I visited the cemetery at Malacca around 1974 and by accident came across the grave. Unfortunately I did not know about James, although I had known a little of the story of Henry, Susannah and George Esto from childhood. Regrettably no photo was taken. At that time the headstone was a slab on the ground. In recent years I had contact with someone in Malacca, however they were not able to find the gravesite.

News of the tragedy did not reach his family until the 9th of March 1811.

Below the Article in the Sydney Gazette dated 09 March 1811

Extract from the article above:
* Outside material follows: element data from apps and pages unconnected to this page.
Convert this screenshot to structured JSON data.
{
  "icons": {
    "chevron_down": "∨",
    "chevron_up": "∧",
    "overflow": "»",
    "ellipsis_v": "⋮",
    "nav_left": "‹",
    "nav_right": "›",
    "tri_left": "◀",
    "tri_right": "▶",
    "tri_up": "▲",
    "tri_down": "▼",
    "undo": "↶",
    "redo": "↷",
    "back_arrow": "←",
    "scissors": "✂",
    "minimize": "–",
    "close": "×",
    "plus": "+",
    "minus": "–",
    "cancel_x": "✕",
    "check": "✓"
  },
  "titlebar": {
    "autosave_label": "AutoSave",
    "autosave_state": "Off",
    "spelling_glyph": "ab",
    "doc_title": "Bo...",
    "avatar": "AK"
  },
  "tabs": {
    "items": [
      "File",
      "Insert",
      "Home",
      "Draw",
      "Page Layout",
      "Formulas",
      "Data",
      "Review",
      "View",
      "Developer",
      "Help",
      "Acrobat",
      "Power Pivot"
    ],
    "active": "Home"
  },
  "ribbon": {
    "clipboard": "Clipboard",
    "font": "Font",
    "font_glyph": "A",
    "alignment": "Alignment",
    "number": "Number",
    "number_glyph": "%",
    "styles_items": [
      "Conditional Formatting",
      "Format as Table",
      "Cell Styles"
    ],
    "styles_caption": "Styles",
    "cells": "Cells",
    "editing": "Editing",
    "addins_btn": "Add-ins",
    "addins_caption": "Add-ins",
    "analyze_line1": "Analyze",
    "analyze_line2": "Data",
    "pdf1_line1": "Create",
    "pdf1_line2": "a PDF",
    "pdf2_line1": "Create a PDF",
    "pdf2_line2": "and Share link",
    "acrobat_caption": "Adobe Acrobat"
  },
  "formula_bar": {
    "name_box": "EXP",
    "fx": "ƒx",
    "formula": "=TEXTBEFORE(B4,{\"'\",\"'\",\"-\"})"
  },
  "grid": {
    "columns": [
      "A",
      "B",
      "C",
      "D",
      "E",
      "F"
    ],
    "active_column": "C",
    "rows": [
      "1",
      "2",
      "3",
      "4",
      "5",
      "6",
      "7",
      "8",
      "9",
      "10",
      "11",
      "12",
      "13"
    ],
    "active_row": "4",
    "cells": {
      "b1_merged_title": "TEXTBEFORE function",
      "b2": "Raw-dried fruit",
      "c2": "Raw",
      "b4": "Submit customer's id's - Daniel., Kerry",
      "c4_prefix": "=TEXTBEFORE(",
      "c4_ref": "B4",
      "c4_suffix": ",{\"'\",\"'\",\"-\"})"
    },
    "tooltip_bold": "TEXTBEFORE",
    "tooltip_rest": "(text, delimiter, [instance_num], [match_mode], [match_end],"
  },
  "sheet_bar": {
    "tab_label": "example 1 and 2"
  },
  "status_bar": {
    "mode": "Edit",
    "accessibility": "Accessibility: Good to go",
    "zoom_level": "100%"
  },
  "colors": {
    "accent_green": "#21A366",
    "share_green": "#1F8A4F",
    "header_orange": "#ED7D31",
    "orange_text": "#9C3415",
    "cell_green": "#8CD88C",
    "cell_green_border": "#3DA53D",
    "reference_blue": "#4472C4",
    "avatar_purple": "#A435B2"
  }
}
The fate of Mr. James Kable second son of Mr. Henry Kable, who sailed from hence to China in the “Bom Cidaldao” in September 1808, having for many months past been involved in uncertainty, accounts are at length received of so upleasant a nature as to add to the disastrous events that have attended this unfortunate young man, and the companions of his voyage, fell accidently under the observations of one of his relatives in a calcutta newspaper brought in the “Campbell Macquarie”

“The brig Fly” captain Sheldrake, left Malacca on the 30th September 1809 about 6 weeks afterwards arrived at Salembo, on the coast of Java, where they touched and procure fresh water. The long boat was sent on shore with the tindal and four men, after which Mr. Kable, the owner, and Mr. Hunter, a passenger (foremerly of His majesty’s ship Dover) went on shore in a small prow belonging to the brig, in order to take the diversion of shooting, shortly afterwards some Malay men came from the shore in a prow, with 3 jars of water, and one of the lascars; when they came within hail, Captain Sheldrake enquired what boat it was, and was answered, that they brought a supply of  water, and that the long-boat would shortly follow; in consequence of which they were permitted to come on deck. Captain Sheldrake having perceived that they were armed with creeses, ordered them to leave their creeses in the boat, with whick they complied; but it was afterwards found that they were doubly armed; out of the eight men which were in the prow, 6 came on deck; when there, one of them wished to have a loiah belonging to a lascar, which Captain Sheldrake told him he could not have; they were walking about the decks a considerable time, until Captain Sheldrake observed to them, that it was time they went on shore; they, however, delayed for some time, and the gunner was ordered to keep the hatches close;- An old man with a long beard, who appeared to be the head of the party, wished to go below, which the gunner endeavouring to prevent, he immediately creesed him; on hearing the cries of the gunner, and perceiving his having been creesed, Captain Sheldrake jumped overboard, and never rose again; he was followed by his servants, a Portuguese Malacca boy named George, and a Chinese named Akini; who however, cought hold of the stem of the brig; the Malays asked them if they preferred to live or die, and, they, accordingly, together with the whole of the Lascars, begged for their lives;- so soon as the capture had been accomplished, 3 large boats, with a number of smaller ones, came off, and commenced plundering; they were 4 days discharging the cargo; during which time, they took out the straw in which the beer, wine ect. were packed, and distriputed it in several parts of the vessel, with the intention evidently of setting fire to her; fortunately however, for them, a heavy squall came on at night, when they out the cable and scaped; they reached Semanap, on the east end of Madura, where she was siezed as a prize, and taked to Sooroobaya, and sold at public auction, on account of the Dutch Government.